In general, it is video games that try to copy what’s going on in the real world. In fact, developers strive to make virtual environments look as life-like as they can, in the quest to give players an as close-to-real as possible experience. And at times they get it so right we’re having trouble discerning between the two realities.
Look at the image we have here. It shows a CV-22 Osprey moving over a desert floor, with a majestic city in the background, engulfed in a mild haze. It could very well be a scene from Call of Duty, or Battlefield, or whatever other war video game with decent graphics comes to mind.

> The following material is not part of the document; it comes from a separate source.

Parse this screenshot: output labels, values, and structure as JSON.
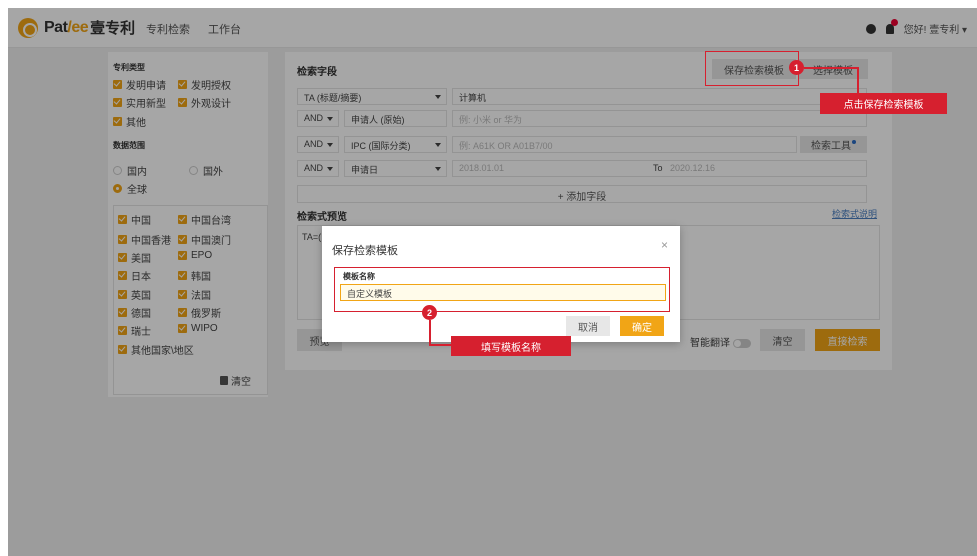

Only it’s not. This pic (click main photo to enlarge) is as real as they get. That is a solid Osprey, flying over the suburbs of this planet’s Dubai, in the United Arab Emirates. Back in mid-September, when the tiltrotor was captured in this amazing still by a U.S. Air Force Master Sergeant, it was conducting an undisclosed chase mission around the city.
This flying machine is one of the most spectacular to presently be deployed in the skies of the world. Its design, with two nacelles holding Rolls-Royce Liberty engines, allow it to operate both as an airplane and as a helicopter.
Introduced back in the late 1980s, the tiltrotor is capable of traveling at speeds of 322 mph (518 kph), and at altitudes of up to 25,000 feet (7,620 meters). The massive machine can lift off weighing up to 60,500 pounds (27,400 kg), and can carry 32 floor-loaded personnel, or 10,000 pounds (4,500 kg) of cargo.
Back in September, Bell Boeing delivered the first Osprey boasting improved nacelles, as part of a $81 million contract awarded by the Naval Air Systems Command (NAVAIR), one that will see the capabilities of most such flying contraptions being improved by the middle of this decade.